» **Extracted data**
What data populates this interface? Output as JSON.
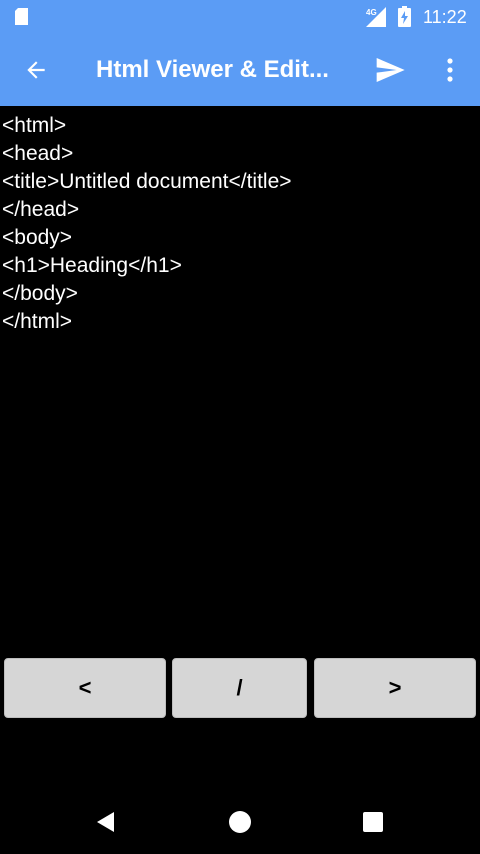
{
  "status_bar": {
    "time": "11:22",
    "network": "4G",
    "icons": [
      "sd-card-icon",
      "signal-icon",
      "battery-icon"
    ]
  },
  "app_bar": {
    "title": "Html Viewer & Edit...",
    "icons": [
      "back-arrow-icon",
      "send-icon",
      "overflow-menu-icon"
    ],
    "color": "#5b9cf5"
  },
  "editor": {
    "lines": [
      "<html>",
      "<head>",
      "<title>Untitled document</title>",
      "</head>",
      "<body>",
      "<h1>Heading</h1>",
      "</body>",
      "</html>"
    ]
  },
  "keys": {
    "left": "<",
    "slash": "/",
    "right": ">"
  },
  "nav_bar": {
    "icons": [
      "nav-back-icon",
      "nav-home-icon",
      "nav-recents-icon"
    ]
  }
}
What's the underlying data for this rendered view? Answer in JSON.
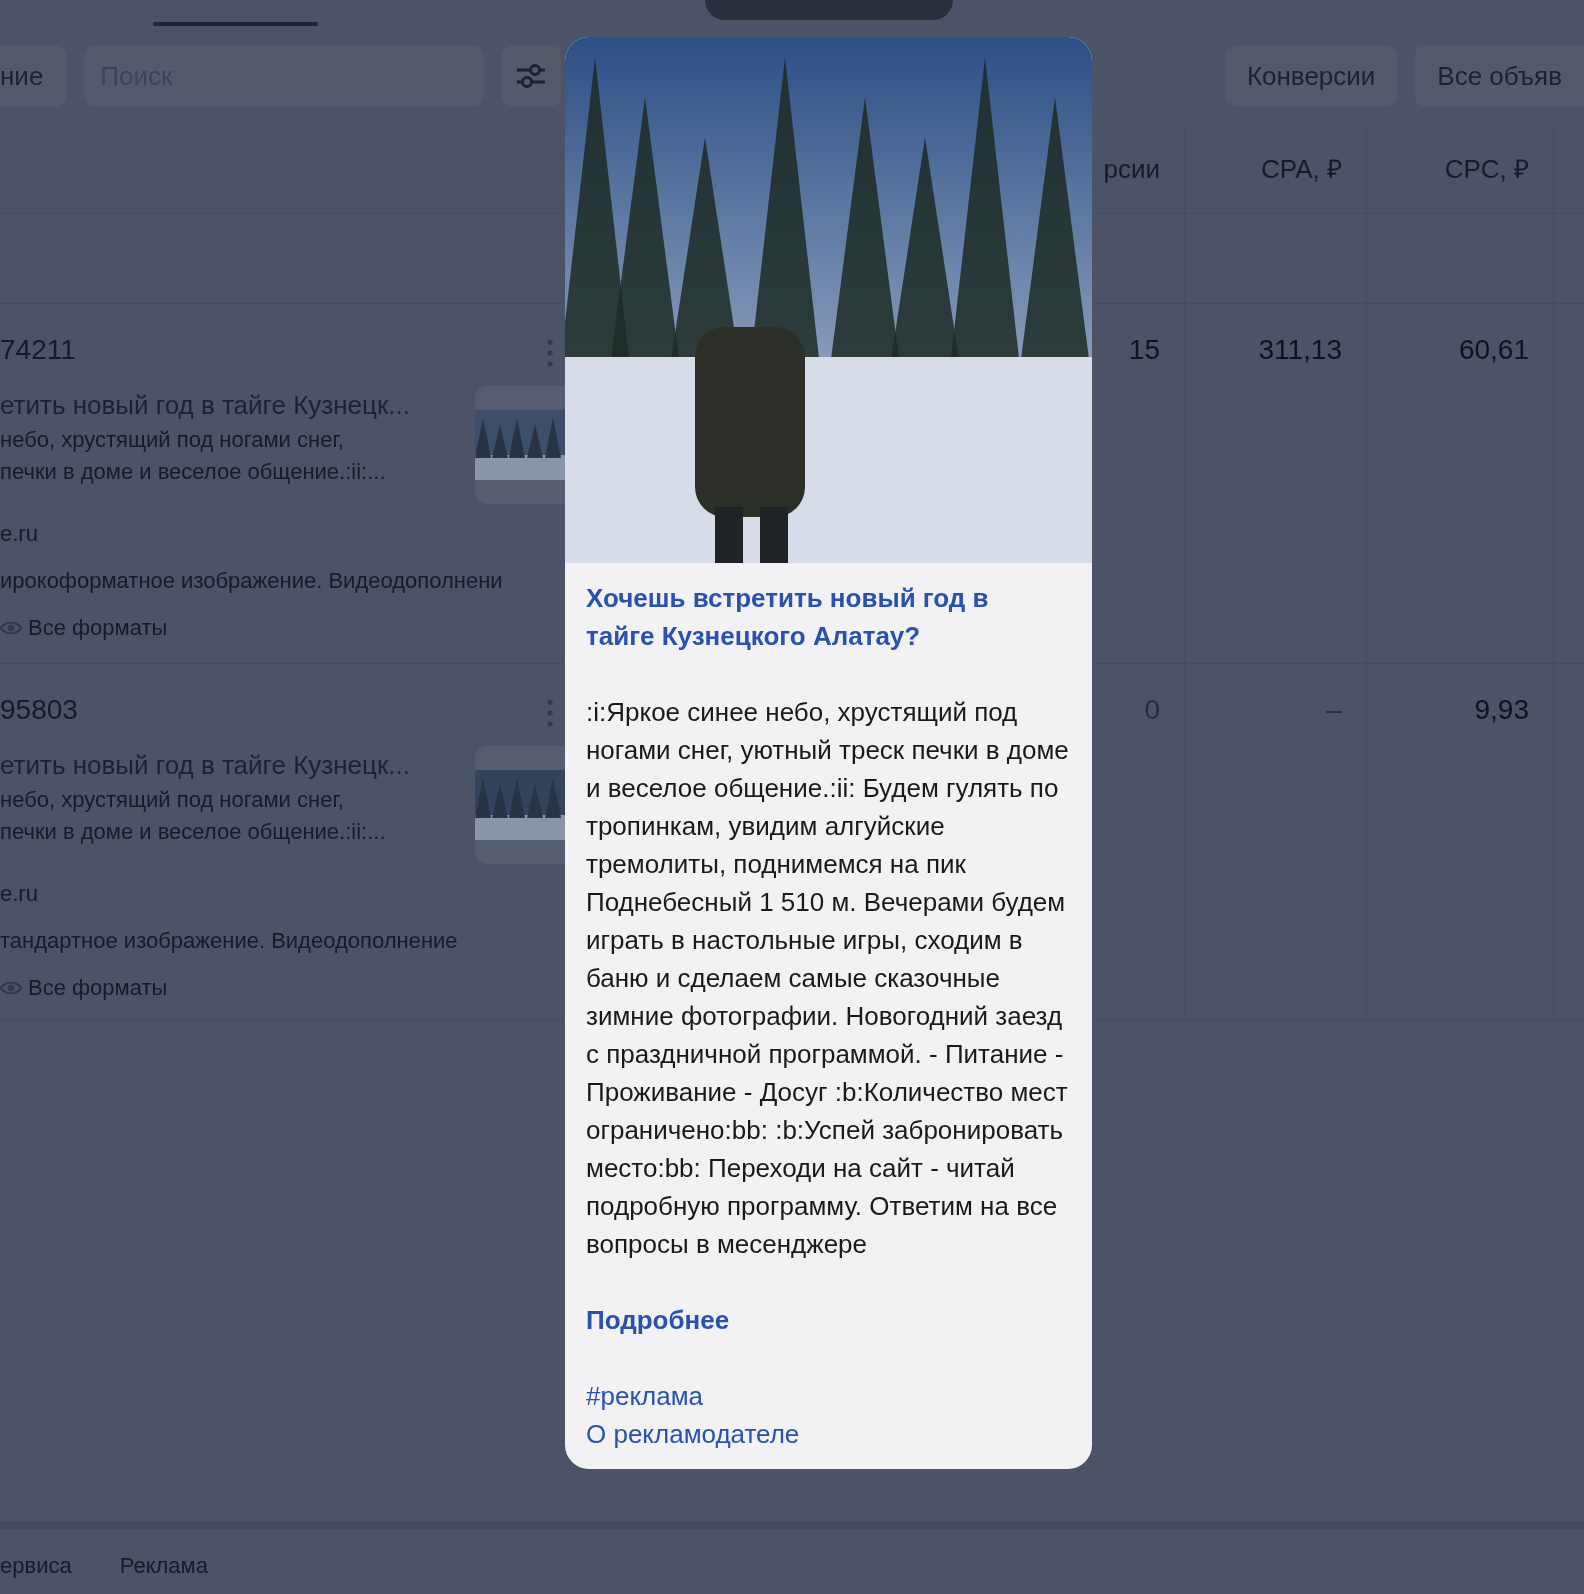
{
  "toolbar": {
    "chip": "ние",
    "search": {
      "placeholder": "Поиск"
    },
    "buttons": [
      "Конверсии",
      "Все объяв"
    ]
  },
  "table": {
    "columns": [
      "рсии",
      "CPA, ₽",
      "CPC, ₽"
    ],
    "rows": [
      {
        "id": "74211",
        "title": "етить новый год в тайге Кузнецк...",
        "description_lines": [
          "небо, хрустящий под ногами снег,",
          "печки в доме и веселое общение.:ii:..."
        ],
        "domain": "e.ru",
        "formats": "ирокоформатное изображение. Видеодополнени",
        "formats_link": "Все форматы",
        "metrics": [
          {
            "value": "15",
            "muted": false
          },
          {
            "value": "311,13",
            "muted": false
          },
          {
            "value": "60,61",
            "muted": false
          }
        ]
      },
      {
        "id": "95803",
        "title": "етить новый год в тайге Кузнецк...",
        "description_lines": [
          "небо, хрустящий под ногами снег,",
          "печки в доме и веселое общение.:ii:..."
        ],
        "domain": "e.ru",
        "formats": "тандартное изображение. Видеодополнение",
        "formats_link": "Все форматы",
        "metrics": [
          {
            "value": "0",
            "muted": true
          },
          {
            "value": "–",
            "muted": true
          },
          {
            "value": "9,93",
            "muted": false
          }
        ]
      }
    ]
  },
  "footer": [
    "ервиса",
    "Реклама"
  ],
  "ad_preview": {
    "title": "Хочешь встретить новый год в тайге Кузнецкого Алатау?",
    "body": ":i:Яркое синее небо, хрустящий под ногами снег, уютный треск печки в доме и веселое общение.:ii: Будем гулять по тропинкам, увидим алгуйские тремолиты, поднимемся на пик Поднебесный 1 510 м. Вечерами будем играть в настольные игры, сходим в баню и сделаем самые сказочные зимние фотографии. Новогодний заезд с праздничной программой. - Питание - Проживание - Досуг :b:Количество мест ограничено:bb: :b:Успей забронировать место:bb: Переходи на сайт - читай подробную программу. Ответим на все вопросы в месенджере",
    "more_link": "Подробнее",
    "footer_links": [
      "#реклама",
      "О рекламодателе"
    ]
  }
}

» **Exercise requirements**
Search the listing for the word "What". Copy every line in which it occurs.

» **Answer box**
What data populates this interface? Output as JSON.
What's the underlying data for this rendered view? Answer in JSON.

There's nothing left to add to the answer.